Some artists created huge artworks – the 1994 design by Dutch painter Karel Appel is 1.5m x 1m at least. Others design them actual size: the dog-eared bit of card Georges Braque used looks a lot like a crumpled shopping list. David Hockney, true to form, drew his label for the 2014 on an iPad. Cerulean blue, with two wine glasses (one full, one empty) that seem to twinkle in West Coast sunlight, it is inscribed “in tribute to Philippine” in memory of the baroness, who finally got Hockney to design a label after two failed attempts by her father.
“Some artists give us several options,” says Julien, a former art dealer who now oversees the appointment of the artist each year. “And at some point I want to create an exhibit of those works that were never used.” One label that almost didn’t make it was the 1993 Balthus drawing of a young female nude. “It was banned in the US for being pornographic,” he recalls. “So we had to do two labels, one with just the background paper for America, and the other for the rest of the world.” The label for the 2010, featuring a Pompeii fresco of the birth of Venus graffitied by Jeff Koons, also raised a few eyebrows in the US.
But the man who made the estate what it is today, Philippe de Rothschild, was never afraid to ruffle feathers. It was he who campaigned successfully to get Mouton Rothschild promoted to the status of first growth (which he celebrated with a 1973 label featuring a Picasso). He also caused consternation when he commissioned the poster artist Jean Carlu to design a label for the 1924 – the art deco depiction of a ram and a clutch of arrows was not well received by the wine establishment and it would be 21 years before he commissioned another artist.
Many of the drawings, including Salvador Dalí’s gold-ink doodle, riff on the first growth’s famous emblem: the Augsburg ram (which the family chose partly because the baron was an Aries, and partly as a pun on the “Mouton” of Mouton Rothschild, which is thought to refer to the mounds, known as mothon in Old French, on which the estate sits). Bacchic themes also abound. But the artist is never given a brief. Lucian Freud supplied a study of a zebra and a pot plant.

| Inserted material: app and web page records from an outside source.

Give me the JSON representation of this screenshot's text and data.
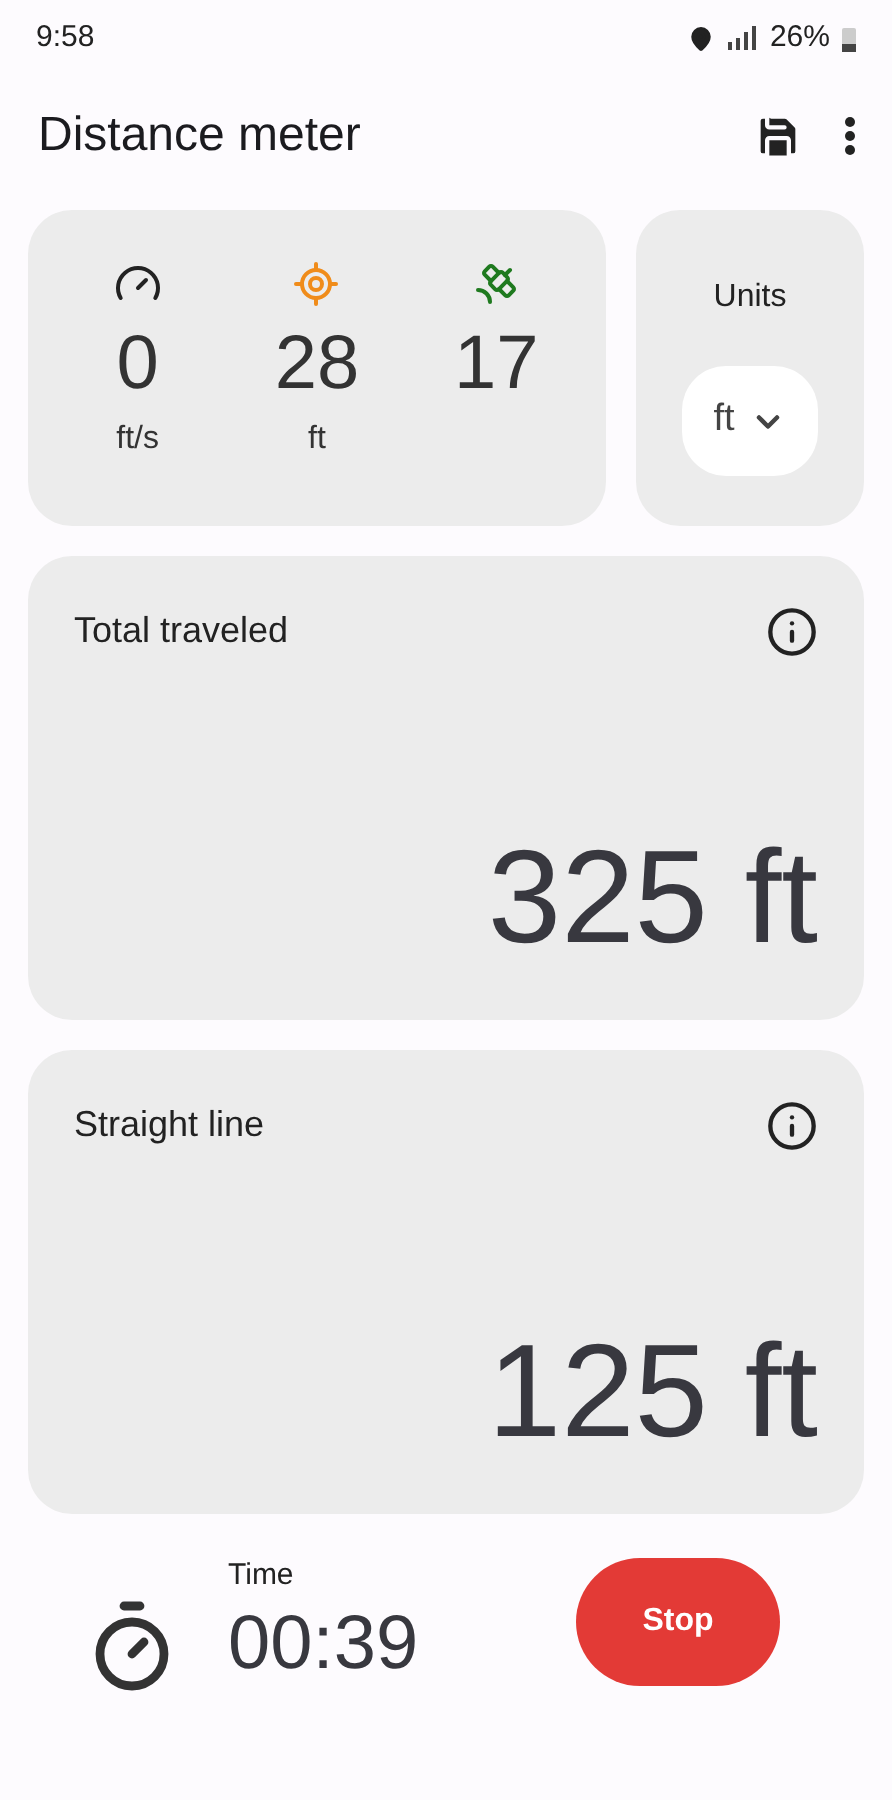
{
  "status_bar": {
    "time": "9:58",
    "battery": "26%"
  },
  "app_bar": {
    "title": "Distance meter"
  },
  "stats": [
    {
      "kind": "speed",
      "value": "0",
      "unit": "ft/s"
    },
    {
      "kind": "accuracy",
      "value": "28",
      "unit": "ft"
    },
    {
      "kind": "satellites",
      "value": "17"
    }
  ],
  "units": {
    "label": "Units",
    "value": "ft"
  },
  "distances": [
    {
      "title": "Total traveled",
      "value": "325 ft"
    },
    {
      "title": "Straight line",
      "value": "125 ft"
    }
  ],
  "timer": {
    "label": "Time",
    "value": "00:39"
  },
  "button": {
    "label": "Stop"
  }
}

Some of the labels are beautiful, some are intriguing and some just plain mystifying. But the very best have a way of cementing the wine in your palate, heart and head in a way that the liquid alone cannot. Over lunch, we taste the Anish Kapoor-designed 2009, a wine with a crimson halo and an inky-black centre so deep it would not look out of a place in a real Kapoor. Born of a long, warm growing season, the wine is silky, yet powerful, with masses of the exquisite blackcurrant fruit that this gravelly terroir is famous for. There’s a little smoke and fine, spicy tannin on the finish. As I savour the wine, I look at Kapoor’s painting of what could be a root, with its little hairs pushing down through the earth, and think about the burgeoning life under my feet.
Are there any artists that got away? “Basquiat,” replies Sereys. “And Louise Bourgeois – we never got the chance to ask her. I regret that very much.” Mouton Rothschild’s most recent signing was the South African multimedia artist William Kentridge, who is known for political work with a witty edge. His design for the 2016 vintage, a procession of dancing silhouettes entitled Triumphs of Bacchus, was meticulously torn by hand out of individual pieces of paper.
Mouton Rothschild won’t reveal the artist for the 2017 vintage until this autumn. “But I must say, this is one I’m particularly excited about!” says Sereys with a twinkle in his eye. I employ all my journalistic wiles to try and extract a name, but to no avail. For now, the Rothschilds are keeping this one in the family.